While thinking about the natural resting position of the body, I began to think about the resting nature of the mind and the intellect as well. Do we ever allow them a moment’s pause while we are awake? Even in our sleep, our mind tires out with the incessant dreams we conjure. So, truly rest is possible only in a condition of deep sleep. Then, the faculties of our mind and intellect must be exhausted during the course of the day. Running from one thought to another, lapped up in one feeling or another. Truly is there a moment’s rest for the brain?
Perhaps, this is why our ancestors and teachers emphasised so much on finding stillness and silencing the mind. Even as we stare at laptops or books throughout the day, we crave a ‘break’. During the ‘break’, we find ourselves glued to the screens of our mobiles, TV or tabs, watching or consuming other forms of entertainment. Does our mind ever stop buzzing then?
Imagine the brain which entertains close to 60,000 thoughts in a day. What is the quality of the thoughts entertained? It ranges anywhere from the mundane activities of the day to severely complex problems that we face at work or in school. Where does the mind find the energy or clarity to handle these thoughts? It surely needs its own break to recharge. But so few of us make it a habit to give our mind a break.
In Sanskrit, the term for solitude is ekanta. Eka – one, and anta – the end or goal. Being with one’s own self, without distractions, is the true purpose of solitude. Do not confuse it for loneliness. Finding solitude also doesn’t mean shutting oneself in a place devoid of human presence or trekking to the mountains, far from the madding crowd. Solitude is the very capacity of our minds to shut out distracting thoughts and feelings, to focus on one’s own Self. Yes, ‘Self’.

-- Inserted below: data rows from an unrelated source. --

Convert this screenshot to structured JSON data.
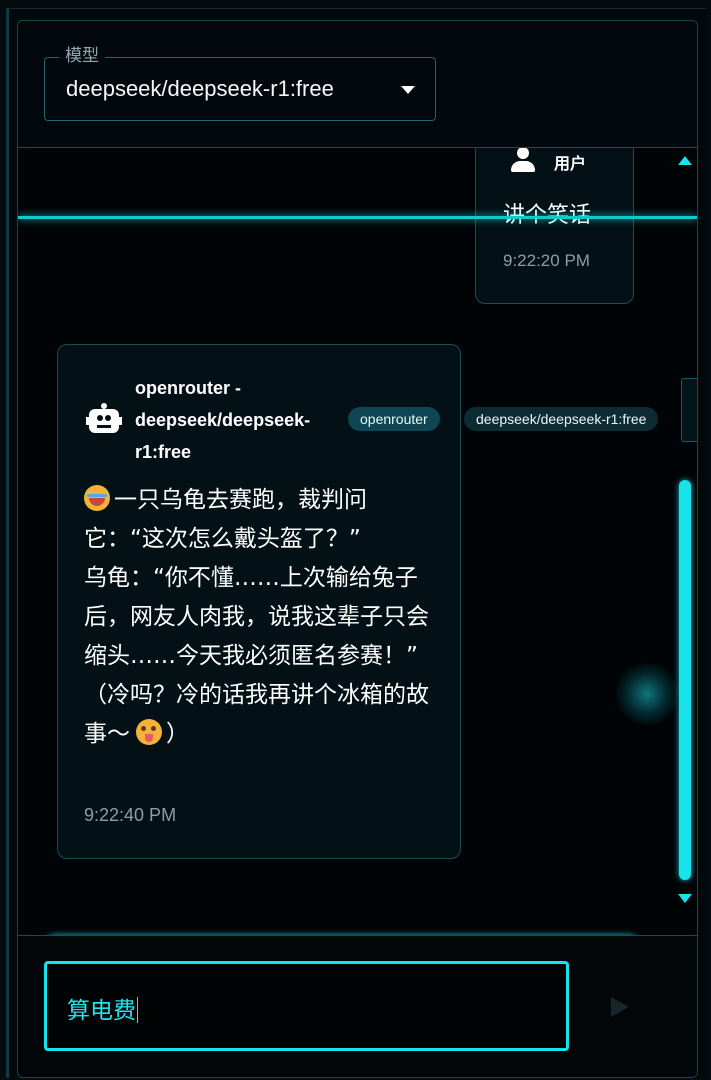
{
  "header": {
    "model_label": "模型",
    "model_value": "deepseek/deepseek-r1:free"
  },
  "messages": [
    {
      "role": "user",
      "sender": "用户",
      "text": "讲个笑话",
      "time": "9:22:20 PM"
    },
    {
      "role": "assistant",
      "sender": "openrouter - deepseek/deepseek-r1:free",
      "provider_tag": "openrouter",
      "model_tag": "deepseek/deepseek-r1:free",
      "lines": [
        "一只乌龟去赛跑，裁判问它：“这次怎么戴头盔了？”",
        "乌龟：“你不懂……上次输给兔子后，网友人肉我，说我这辈子只会缩头……今天我必须匿名参赛！”",
        "（冷吗？冷的话我再讲个冰箱的故事～",
        "）"
      ],
      "time": "9:22:40 PM"
    }
  ],
  "composer": {
    "input_value": "算电费"
  },
  "icons": {
    "user": "user-icon",
    "bot": "robot-icon",
    "send": "send-icon",
    "dropdown": "chevron-down-icon",
    "emoji_1": "laughing-tears-emoji",
    "emoji_2": "winking-tongue-emoji"
  },
  "colors": {
    "accent": "#19e3ea",
    "border": "#1a4c57",
    "bubble_bg": "#031116",
    "provider_chip": "#0f4653",
    "model_chip": "#0d2b33"
  }
}
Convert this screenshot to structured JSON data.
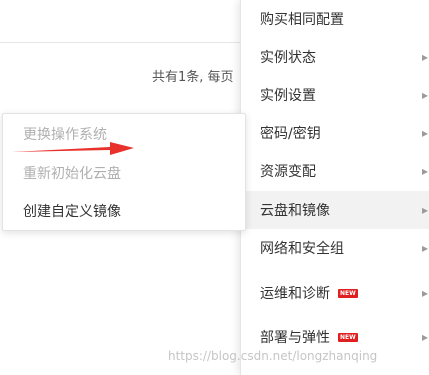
{
  "background": {
    "pagination_text": "共有1条, 每页"
  },
  "main_menu": {
    "items": [
      {
        "label": "购买相同配置",
        "has_submenu": false,
        "badge": null,
        "active": false
      },
      {
        "label": "实例状态",
        "has_submenu": true,
        "badge": null,
        "active": false
      },
      {
        "label": "实例设置",
        "has_submenu": true,
        "badge": null,
        "active": false
      },
      {
        "label": "密码/密钥",
        "has_submenu": true,
        "badge": null,
        "active": false
      },
      {
        "label": "资源变配",
        "has_submenu": true,
        "badge": null,
        "active": false
      },
      {
        "label": "云盘和镜像",
        "has_submenu": true,
        "badge": null,
        "active": true
      },
      {
        "label": "网络和安全组",
        "has_submenu": true,
        "badge": null,
        "active": false
      },
      {
        "label": "运维和诊断",
        "has_submenu": true,
        "badge": "NEW",
        "active": false
      },
      {
        "label": "部署与弹性",
        "has_submenu": true,
        "badge": "NEW",
        "active": false
      }
    ],
    "chevron_icon": "chevron-right-icon"
  },
  "sub_menu": {
    "items": [
      {
        "label": "更换操作系统",
        "disabled": true
      },
      {
        "label": "重新初始化云盘",
        "disabled": true
      },
      {
        "label": "创建自定义镜像",
        "disabled": false
      }
    ]
  },
  "annotation": {
    "arrow_color": "#e8312b",
    "arrow_icon": "red-arrow-icon"
  },
  "watermark": "https://blog.csdn.net/longzhanqing",
  "colors": {
    "badge": "#e02020",
    "active_bg": "#f2f2f2",
    "disabled_text": "#b0b0b0",
    "text": "#333333"
  }
}
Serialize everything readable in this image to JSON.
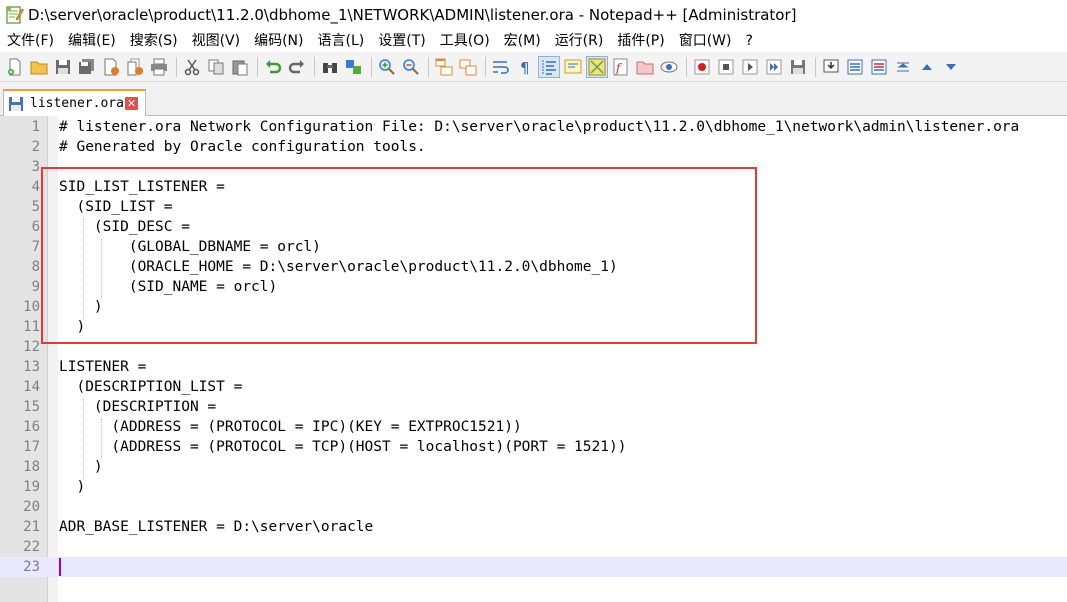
{
  "window": {
    "title": "D:\\server\\oracle\\product\\11.2.0\\dbhome_1\\NETWORK\\ADMIN\\listener.ora - Notepad++ [Administrator]"
  },
  "menu": [
    "文件(F)",
    "编辑(E)",
    "搜索(S)",
    "视图(V)",
    "编码(N)",
    "语言(L)",
    "设置(T)",
    "工具(O)",
    "宏(M)",
    "运行(R)",
    "插件(P)",
    "窗口(W)",
    "?"
  ],
  "tab": {
    "label": "listener.ora"
  },
  "editor": {
    "lines": [
      "# listener.ora Network Configuration File: D:\\server\\oracle\\product\\11.2.0\\dbhome_1\\network\\admin\\listener.ora",
      "# Generated by Oracle configuration tools.",
      "",
      "SID_LIST_LISTENER =",
      "  (SID_LIST =",
      "    (SID_DESC =",
      "        (GLOBAL_DBNAME = orcl)",
      "        (ORACLE_HOME = D:\\server\\oracle\\product\\11.2.0\\dbhome_1)",
      "        (SID_NAME = orcl)",
      "    )",
      "  )",
      "",
      "LISTENER =",
      "  (DESCRIPTION_LIST =",
      "    (DESCRIPTION =",
      "      (ADDRESS = (PROTOCOL = IPC)(KEY = EXTPROC1521))",
      "      (ADDRESS = (PROTOCOL = TCP)(HOST = localhost)(PORT = 1521))",
      "    )",
      "  )",
      "",
      "ADR_BASE_LISTENER = D:\\server\\oracle",
      "",
      ""
    ],
    "current_line": 23
  },
  "colors": {
    "highlight_box": "#e53935",
    "tab_accent": "#f59b3f",
    "current_line_bg": "#e8e8ff"
  }
}
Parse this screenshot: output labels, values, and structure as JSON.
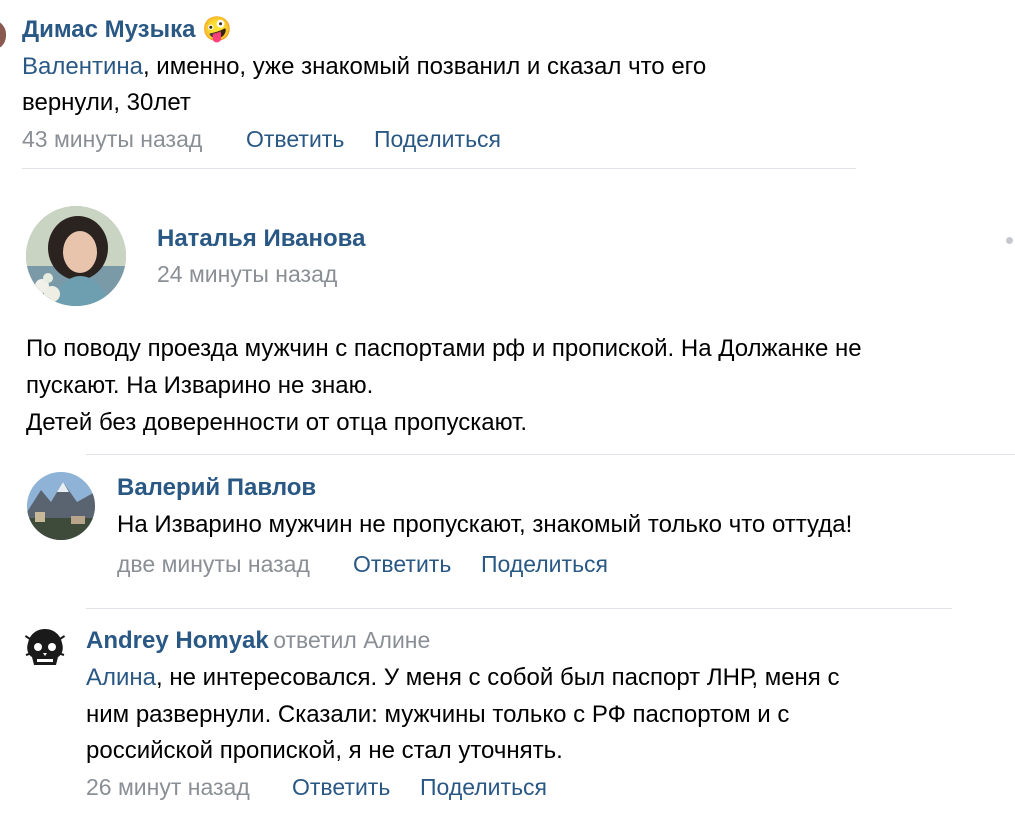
{
  "comments": [
    {
      "author": "Димас Музыка",
      "emoji": "🤪",
      "mention": "Валентина",
      "text_line1": ", именно, уже знакомый позванил и сказал что его",
      "text_line2": "вернули, 30лет",
      "time": "43 минуты назад",
      "reply": "Ответить",
      "share": "Поделиться"
    },
    {
      "author": "Наталья Иванова",
      "time": "24 минуты назад",
      "text_line1": "По поводу проезда мужчин с паспортами рф и пропиской. На Должанке не",
      "text_line2": "пускают. На Изварино не знаю.",
      "text_line3": "Детей без доверенности от отца пропускают."
    },
    {
      "author": "Валерий Павлов",
      "text_line1": "На Изварино мужчин не пропускают, знакомый только что оттуда!",
      "time": "две минуты назад",
      "reply": "Ответить",
      "share": "Поделиться"
    },
    {
      "author": "Andrey Homyak",
      "replied_to": "ответил Алине",
      "mention": "Алина",
      "text_line1": ", не интересовался. У меня с собой был паспорт ЛНР, меня с",
      "text_line2": "ним развернули. Сказали: мужчины только с РФ паспортом и с",
      "text_line3": "российской пропиской, я не стал уточнять.",
      "time": "26 минут назад",
      "reply": "Ответить",
      "share": "Поделиться"
    }
  ],
  "colors": {
    "link": "#2a5885",
    "meta": "#8a8f96",
    "divider": "#dfe2e6"
  }
}
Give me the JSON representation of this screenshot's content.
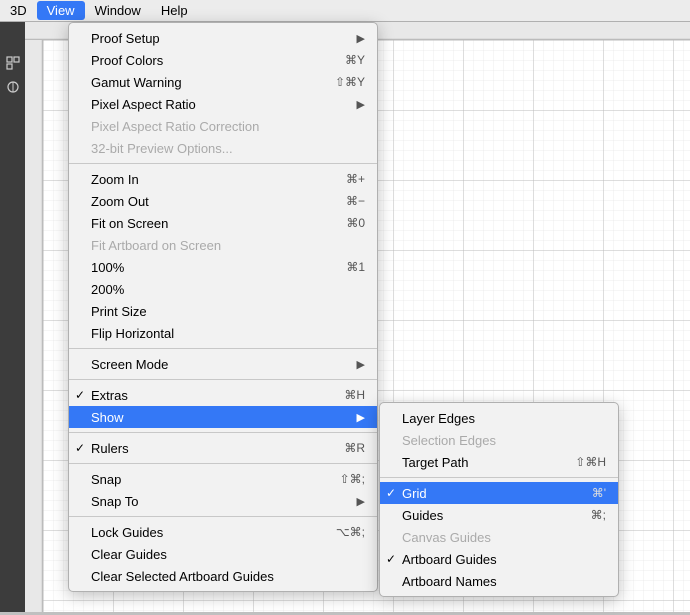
{
  "menubar": {
    "items": [
      {
        "label": "3D",
        "active": false
      },
      {
        "label": "View",
        "active": true
      },
      {
        "label": "Window",
        "active": false
      },
      {
        "label": "Help",
        "active": false
      }
    ]
  },
  "view_menu": {
    "items": [
      {
        "id": "proof-setup",
        "label": "Proof Setup",
        "shortcut": "",
        "arrow": true,
        "disabled": false,
        "check": false,
        "separator_above": false
      },
      {
        "id": "proof-colors",
        "label": "Proof Colors",
        "shortcut": "⌘Y",
        "arrow": false,
        "disabled": false,
        "check": false,
        "separator_above": false
      },
      {
        "id": "gamut-warning",
        "label": "Gamut Warning",
        "shortcut": "⇧⌘Y",
        "arrow": false,
        "disabled": false,
        "check": false,
        "separator_above": false
      },
      {
        "id": "pixel-aspect-ratio",
        "label": "Pixel Aspect Ratio",
        "shortcut": "",
        "arrow": true,
        "disabled": false,
        "check": false,
        "separator_above": false
      },
      {
        "id": "pixel-aspect-ratio-correction",
        "label": "Pixel Aspect Ratio Correction",
        "shortcut": "",
        "arrow": false,
        "disabled": true,
        "check": false,
        "separator_above": false
      },
      {
        "id": "32bit-preview",
        "label": "32-bit Preview Options...",
        "shortcut": "",
        "arrow": false,
        "disabled": true,
        "check": false,
        "separator_above": false
      },
      {
        "id": "zoom-in",
        "label": "Zoom In",
        "shortcut": "⌘+",
        "arrow": false,
        "disabled": false,
        "check": false,
        "separator_above": true
      },
      {
        "id": "zoom-out",
        "label": "Zoom Out",
        "shortcut": "⌘−",
        "arrow": false,
        "disabled": false,
        "check": false,
        "separator_above": false
      },
      {
        "id": "fit-on-screen",
        "label": "Fit on Screen",
        "shortcut": "⌘0",
        "arrow": false,
        "disabled": false,
        "check": false,
        "separator_above": false
      },
      {
        "id": "fit-artboard",
        "label": "Fit Artboard on Screen",
        "shortcut": "",
        "arrow": false,
        "disabled": true,
        "check": false,
        "separator_above": false
      },
      {
        "id": "100pct",
        "label": "100%",
        "shortcut": "⌘1",
        "arrow": false,
        "disabled": false,
        "check": false,
        "separator_above": false
      },
      {
        "id": "200pct",
        "label": "200%",
        "shortcut": "",
        "arrow": false,
        "disabled": false,
        "check": false,
        "separator_above": false
      },
      {
        "id": "print-size",
        "label": "Print Size",
        "shortcut": "",
        "arrow": false,
        "disabled": false,
        "check": false,
        "separator_above": false
      },
      {
        "id": "flip-horizontal",
        "label": "Flip Horizontal",
        "shortcut": "",
        "arrow": false,
        "disabled": false,
        "check": false,
        "separator_above": false
      },
      {
        "id": "screen-mode",
        "label": "Screen Mode",
        "shortcut": "",
        "arrow": true,
        "disabled": false,
        "check": false,
        "separator_above": true
      },
      {
        "id": "extras",
        "label": "Extras",
        "shortcut": "⌘H",
        "arrow": false,
        "disabled": false,
        "check": true,
        "separator_above": true
      },
      {
        "id": "show",
        "label": "Show",
        "shortcut": "",
        "arrow": true,
        "disabled": false,
        "check": false,
        "separator_above": false,
        "highlighted": true
      },
      {
        "id": "rulers",
        "label": "Rulers",
        "shortcut": "⌘R",
        "arrow": false,
        "disabled": false,
        "check": true,
        "separator_above": true
      },
      {
        "id": "snap",
        "label": "Snap",
        "shortcut": "⇧⌘;",
        "arrow": false,
        "disabled": false,
        "check": false,
        "separator_above": true
      },
      {
        "id": "snap-to",
        "label": "Snap To",
        "shortcut": "",
        "arrow": true,
        "disabled": false,
        "check": false,
        "separator_above": false
      },
      {
        "id": "lock-guides",
        "label": "Lock Guides",
        "shortcut": "⌥⌘;",
        "arrow": false,
        "disabled": false,
        "check": false,
        "separator_above": true
      },
      {
        "id": "clear-guides",
        "label": "Clear Guides",
        "shortcut": "",
        "arrow": false,
        "disabled": false,
        "check": false,
        "separator_above": false
      },
      {
        "id": "clear-selected-artboard-guides",
        "label": "Clear Selected Artboard Guides",
        "shortcut": "",
        "arrow": false,
        "disabled": false,
        "check": false,
        "separator_above": false
      }
    ]
  },
  "show_submenu": {
    "items": [
      {
        "id": "layer-edges",
        "label": "Layer Edges",
        "shortcut": "",
        "check": false,
        "disabled": false,
        "highlighted": false
      },
      {
        "id": "selection-edges",
        "label": "Selection Edges",
        "shortcut": "",
        "check": false,
        "disabled": false,
        "highlighted": false
      },
      {
        "id": "target-path",
        "label": "Target Path",
        "shortcut": "⇧⌘H",
        "check": false,
        "disabled": false,
        "highlighted": false
      },
      {
        "id": "grid",
        "label": "Grid",
        "shortcut": "⌘'",
        "check": true,
        "disabled": false,
        "highlighted": true
      },
      {
        "id": "guides",
        "label": "Guides",
        "shortcut": "⌘;",
        "check": false,
        "disabled": false,
        "highlighted": false
      },
      {
        "id": "canvas-guides",
        "label": "Canvas Guides",
        "shortcut": "",
        "check": false,
        "disabled": false,
        "highlighted": false
      },
      {
        "id": "artboard-guides",
        "label": "Artboard Guides",
        "shortcut": "",
        "check": true,
        "disabled": false,
        "highlighted": false
      },
      {
        "id": "artboard-names",
        "label": "Artboard Names",
        "shortcut": "",
        "check": false,
        "disabled": false,
        "highlighted": false
      }
    ]
  },
  "colors": {
    "highlight": "#3478f6",
    "menu_bg": "#f2f2f2",
    "disabled": "#aaa",
    "separator": "#c8c8c8"
  }
}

Imagine this ‘Self’ like the sea-bed that supports the thousands of lapping waves every day. The bed doesn’t change. Though the waves are also incessant, for a brief, microsecond, we can observe that which is unchanging and constant. Between two waves, we see the bed, we feel it beneath our feet. Similarly, even as we try to silence our mind, we will be able to find those small moments, where thoughts cease to exist. This is the mind at rest.
So, what is it about the mind at rest, which makes it a strong spiritual practice? A buzzing mind will latch on to various things in its environment. It entertains feelings for people, generates ideas about events and problems, overthinks trivial matters and swings with great volatility between memories of the past and the anxieties of the future. Such a mind loses precious energy. Swami Chinmayananda emphatically calls them ‘leakages of the mind’. A pipe with so many leaks loses all its vitality eventually.
And all the objects of concern, be it things of the world, our relationships with people or even problems to be solved at school or work – they are all temporary and ever-changing. The mind then flits to the next thing. This exercise never ends. The leakages only grow with time. There’s no way to plug the holes than to actually put the mind to rest.
‘The mind at rest is a temple of joy’, Swami Chinmayananda reiterated. Find those moments of stillness and allow your mind to rest. You will find, just like the tongue and the body in deep sleep, that the mind too is fully recharged and closer to its own natural state of being. Silence those thoughts, find your solitude and just be.